|14:15||Katerina Stylianou and Olivier Jolliet
Comparing environmental and nutritional impacts and benefits of food
SPEAKER: Olivier Jolliet / Presentation

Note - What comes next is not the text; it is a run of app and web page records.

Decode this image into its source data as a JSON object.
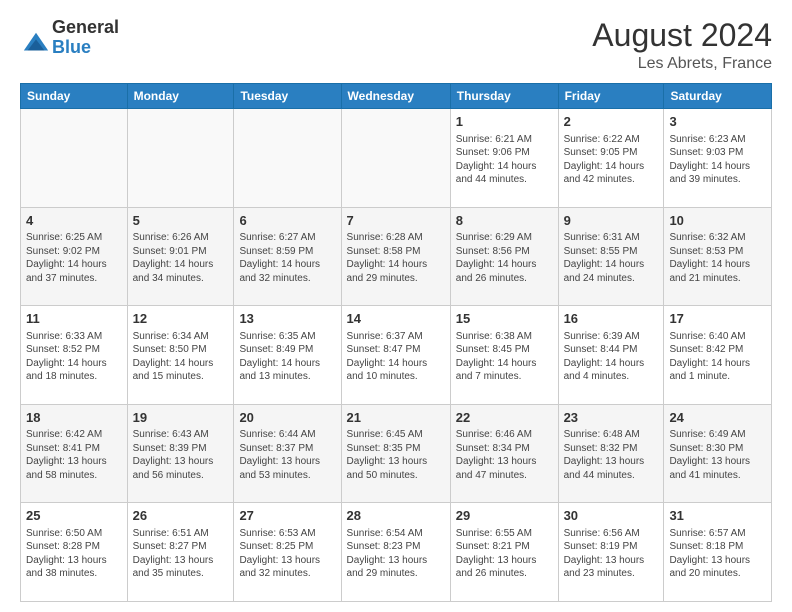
{
  "logo": {
    "general": "General",
    "blue": "Blue"
  },
  "header": {
    "title": "August 2024",
    "subtitle": "Les Abrets, France"
  },
  "weekdays": [
    "Sunday",
    "Monday",
    "Tuesday",
    "Wednesday",
    "Thursday",
    "Friday",
    "Saturday"
  ],
  "weeks": [
    [
      {
        "day": "",
        "info": ""
      },
      {
        "day": "",
        "info": ""
      },
      {
        "day": "",
        "info": ""
      },
      {
        "day": "",
        "info": ""
      },
      {
        "day": "1",
        "info": "Sunrise: 6:21 AM\nSunset: 9:06 PM\nDaylight: 14 hours and 44 minutes."
      },
      {
        "day": "2",
        "info": "Sunrise: 6:22 AM\nSunset: 9:05 PM\nDaylight: 14 hours and 42 minutes."
      },
      {
        "day": "3",
        "info": "Sunrise: 6:23 AM\nSunset: 9:03 PM\nDaylight: 14 hours and 39 minutes."
      }
    ],
    [
      {
        "day": "4",
        "info": "Sunrise: 6:25 AM\nSunset: 9:02 PM\nDaylight: 14 hours and 37 minutes."
      },
      {
        "day": "5",
        "info": "Sunrise: 6:26 AM\nSunset: 9:01 PM\nDaylight: 14 hours and 34 minutes."
      },
      {
        "day": "6",
        "info": "Sunrise: 6:27 AM\nSunset: 8:59 PM\nDaylight: 14 hours and 32 minutes."
      },
      {
        "day": "7",
        "info": "Sunrise: 6:28 AM\nSunset: 8:58 PM\nDaylight: 14 hours and 29 minutes."
      },
      {
        "day": "8",
        "info": "Sunrise: 6:29 AM\nSunset: 8:56 PM\nDaylight: 14 hours and 26 minutes."
      },
      {
        "day": "9",
        "info": "Sunrise: 6:31 AM\nSunset: 8:55 PM\nDaylight: 14 hours and 24 minutes."
      },
      {
        "day": "10",
        "info": "Sunrise: 6:32 AM\nSunset: 8:53 PM\nDaylight: 14 hours and 21 minutes."
      }
    ],
    [
      {
        "day": "11",
        "info": "Sunrise: 6:33 AM\nSunset: 8:52 PM\nDaylight: 14 hours and 18 minutes."
      },
      {
        "day": "12",
        "info": "Sunrise: 6:34 AM\nSunset: 8:50 PM\nDaylight: 14 hours and 15 minutes."
      },
      {
        "day": "13",
        "info": "Sunrise: 6:35 AM\nSunset: 8:49 PM\nDaylight: 14 hours and 13 minutes."
      },
      {
        "day": "14",
        "info": "Sunrise: 6:37 AM\nSunset: 8:47 PM\nDaylight: 14 hours and 10 minutes."
      },
      {
        "day": "15",
        "info": "Sunrise: 6:38 AM\nSunset: 8:45 PM\nDaylight: 14 hours and 7 minutes."
      },
      {
        "day": "16",
        "info": "Sunrise: 6:39 AM\nSunset: 8:44 PM\nDaylight: 14 hours and 4 minutes."
      },
      {
        "day": "17",
        "info": "Sunrise: 6:40 AM\nSunset: 8:42 PM\nDaylight: 14 hours and 1 minute."
      }
    ],
    [
      {
        "day": "18",
        "info": "Sunrise: 6:42 AM\nSunset: 8:41 PM\nDaylight: 13 hours and 58 minutes."
      },
      {
        "day": "19",
        "info": "Sunrise: 6:43 AM\nSunset: 8:39 PM\nDaylight: 13 hours and 56 minutes."
      },
      {
        "day": "20",
        "info": "Sunrise: 6:44 AM\nSunset: 8:37 PM\nDaylight: 13 hours and 53 minutes."
      },
      {
        "day": "21",
        "info": "Sunrise: 6:45 AM\nSunset: 8:35 PM\nDaylight: 13 hours and 50 minutes."
      },
      {
        "day": "22",
        "info": "Sunrise: 6:46 AM\nSunset: 8:34 PM\nDaylight: 13 hours and 47 minutes."
      },
      {
        "day": "23",
        "info": "Sunrise: 6:48 AM\nSunset: 8:32 PM\nDaylight: 13 hours and 44 minutes."
      },
      {
        "day": "24",
        "info": "Sunrise: 6:49 AM\nSunset: 8:30 PM\nDaylight: 13 hours and 41 minutes."
      }
    ],
    [
      {
        "day": "25",
        "info": "Sunrise: 6:50 AM\nSunset: 8:28 PM\nDaylight: 13 hours and 38 minutes."
      },
      {
        "day": "26",
        "info": "Sunrise: 6:51 AM\nSunset: 8:27 PM\nDaylight: 13 hours and 35 minutes."
      },
      {
        "day": "27",
        "info": "Sunrise: 6:53 AM\nSunset: 8:25 PM\nDaylight: 13 hours and 32 minutes."
      },
      {
        "day": "28",
        "info": "Sunrise: 6:54 AM\nSunset: 8:23 PM\nDaylight: 13 hours and 29 minutes."
      },
      {
        "day": "29",
        "info": "Sunrise: 6:55 AM\nSunset: 8:21 PM\nDaylight: 13 hours and 26 minutes."
      },
      {
        "day": "30",
        "info": "Sunrise: 6:56 AM\nSunset: 8:19 PM\nDaylight: 13 hours and 23 minutes."
      },
      {
        "day": "31",
        "info": "Sunrise: 6:57 AM\nSunset: 8:18 PM\nDaylight: 13 hours and 20 minutes."
      }
    ]
  ]
}
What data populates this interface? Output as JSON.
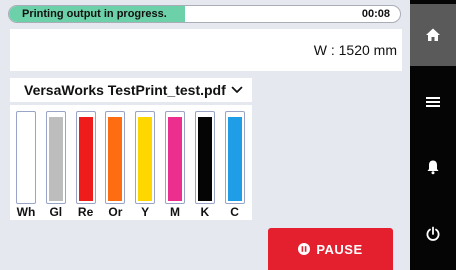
{
  "status": {
    "message": "Printing output in progress.",
    "time": "00:08",
    "progress_percent": 45,
    "progress_color": "#6cd1a8"
  },
  "media": {
    "width_text": "W : 1520 mm"
  },
  "job": {
    "file_name": "VersaWorks TestPrint_test.pdf",
    "dropdown_icon": "chevron-down-icon"
  },
  "inks": [
    {
      "label": "Wh",
      "color": "#ffffff",
      "level": 0.96
    },
    {
      "label": "Gl",
      "color": "#bdbdbd",
      "level": 0.96
    },
    {
      "label": "Re",
      "color": "#ef1c1c",
      "level": 0.96
    },
    {
      "label": "Or",
      "color": "#ff6d12",
      "level": 0.96
    },
    {
      "label": "Y",
      "color": "#ffd700",
      "level": 0.96
    },
    {
      "label": "M",
      "color": "#ec2e8f",
      "level": 0.96
    },
    {
      "label": "K",
      "color": "#050505",
      "level": 0.96
    },
    {
      "label": "C",
      "color": "#1f9de6",
      "level": 0.96
    }
  ],
  "actions": {
    "pause_label": "PAUSE",
    "pause_icon": "pause-circle-icon",
    "pause_color": "#e4202e"
  },
  "sidebar": {
    "items": [
      {
        "icon": "home-icon",
        "active": true
      },
      {
        "icon": "menu-icon",
        "active": false
      },
      {
        "icon": "bell-icon",
        "active": false
      },
      {
        "icon": "power-icon",
        "active": false
      }
    ]
  }
}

ABSTRACT. While there has been considerable effort to understand the environmental impacts of a food or diet, nutritional effects are not usually included in food-related life cycle assessment (LCA). We developed a novel Combined Nutritional and Environmental Life Cycle Assessment framework that evaluates and compares in parallel the environmental and nutritional effects of food items or diets. We applied this framework to assess human health impacts, expressed in Disability Adjusted Life Years (DALYs), in two proof of concept case studies. The first one investigated the environmental and nutritional human health effects associated with the addition of one serving of fluid milk to the present American adult diet. The second focuses on the trade-off between production and pesticide residues impacts associated with fruits and vegetables versus nutritional benefits in the context of the overall European food consumption. Epidemiologically-based nutritional impacts and benefits linked to milk intake and fruits and vegetables consumption, such as colorectal cancer and stroke, were compared to selected environmental impacts traditionally considered in LCA (global warming and particulate matter) carried to a human health endpoint. We found that a fluid milk consumption increase by one serving led to an overall health benefit (i.e., avoided burden of disease mainly attributed to nutritional effects from consumption)that exceeded the induced burden primarily associated with environmental emissions from production. For fruits and vegetables, impacts of pesticide residues are small compared to the environmental benefits of fruits and vegetables, suggesting that once proper environmental policy has been implemented to ban the most harmful pesticides, the priority should be to promote fruit and vegetable consumption and provide affordable supply of these to enable the largest consumption possible. This study provides the first quantitative epidemiological-based estimate of the complements and trade-offs between nutritional and environmental human health burden expressed in DALYs, pioneering the infancy of a new approach in LCA. We recommend further testing of this approach for other food items and diets, especially when making recommendations about sustainable diets and food choices.